Here’s my one-paragraph contribution to your roundtable speculations about the view from 2050, as requested.
“Because of the way U.S. forces pulled back in the Teens and wars ensued in the 20s and 30s, debates continue as to whether we won or lost over there. Yet, what matters more for this quadriform theory of social evolution is the following: The persistent grip of the tribal form of organization — and thus local resistance to allowing the institutional (statist) and market forms to take hold properly — explains what unfolded in the region and why so little could be changed. At least we finally stemmed the jihadis efforts to spread their monoform religious tribalism elsewhere. But we’ve done less well at our deeper challenge here at home and abroad: adapting to the wrenching rise of the newest of the four forms — the information-age network form.

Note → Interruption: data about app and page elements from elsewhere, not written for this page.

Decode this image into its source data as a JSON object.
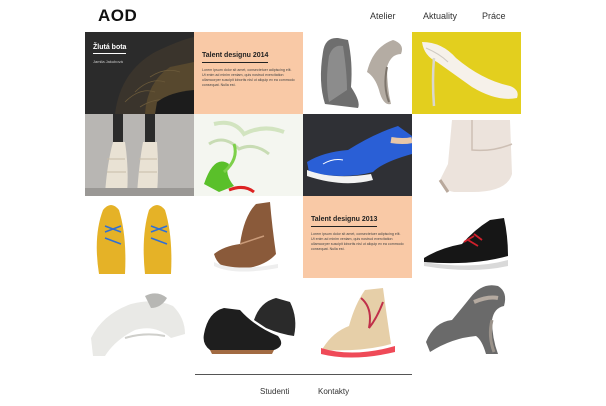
{
  "header": {
    "logo": "AOD",
    "nav": [
      "Atelier",
      "Aktuality",
      "Práce"
    ]
  },
  "tiles": {
    "featured": {
      "title": "Žlutá bota",
      "author": "Jamila Jakubová"
    },
    "talent_2014": {
      "title": "Talent designu 2014",
      "body": "Lorem ipsum dolor sit amet, consectetuer adipiscing elit. Ut enim ad minim veniam, quis nostrud exercitation ullamcorper suscipit lobortis nisl ut aliquip ex ea commodo consequat. Nulla est."
    },
    "talent_2013": {
      "title": "Talent designu 2013",
      "body": "Lorem ipsum dolor sit amet, consectetuer adipiscing elit. Ut enim ad minim veniam, quis nostrud exercitation ullamcorper suscipit lobortis nisl ut aliquip ex ea commodo consequat. Nulla est."
    },
    "shoe_names": [
      "grey-sculptural-heel",
      "yellow-stiletto",
      "white-strappy-sandal",
      "green-ribbon-shoe",
      "blue-sneaker",
      "nude-ankle-boot",
      "yellow-oxfords",
      "brown-sneaker-boot",
      "black-red-sneaker",
      "white-platform-shoe",
      "black-leather-shoes",
      "painted-sneaker",
      "grey-heel-side"
    ]
  },
  "footer": {
    "links": [
      "Studenti",
      "Kontakty"
    ]
  },
  "colors": {
    "accent_peach": "#f9c9a6",
    "dark_tile": "#2e2e2e"
  }
}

Though we are decades into it, our leaders are still so prone to emphasizing established state and market factors — a legacy of our society’s triformist phases — that they still haven’t allowed the new form to express its key strength: letting a commons-based “social sector” emerge, so that we develop a truly quadriform society. Yes, it’s happening in fits and starts, and we got past the debasing of our polity by revanchist retro-tribal movements on our Right and Left. Yet, it’s disheartening that America’s efforts to use the network form in combination with the other three forms has led not so much to a revitalization of our democratic and entrepreneurial potentials, as to the consolidation of a hyper-surveilling cybercratic security state. This has kept our homeland guardedly open and safe since our pull-backs decades ago — a valid strategic trade-off, since neither Mahdista Momentum nor Xyber-Op LiberTAZ infiltrated to damage more in the 30s and 40s than Al Qaeda used to. But this twist in America’s evolution has knotted-up our ability to compete and cooperate with partners near and far. Indeed, China’s hybrid triform system is now in a stronger strategic position than any of the world’s few national efforts to create quadriform systems that function powerfully. Even so, time is on evolution’s side; it’s normal for the rise of a major new form of organization to take several generations to mature.”
[Purportedly based on “Tribes, Institutions, Markets, and Networks: A Theory of Social Evolution — Past, Present, and Future” (rev. ed., 2050).]
Many thanks for including me. My paragraph is too long, congested, and tendentious, and reflects present fears more than future hopes. But it contains a singular theoretical thread that may prove to have high tensile strength over the long run.
For clarification, visit Visions from Two Theories and see past posts about TIMN.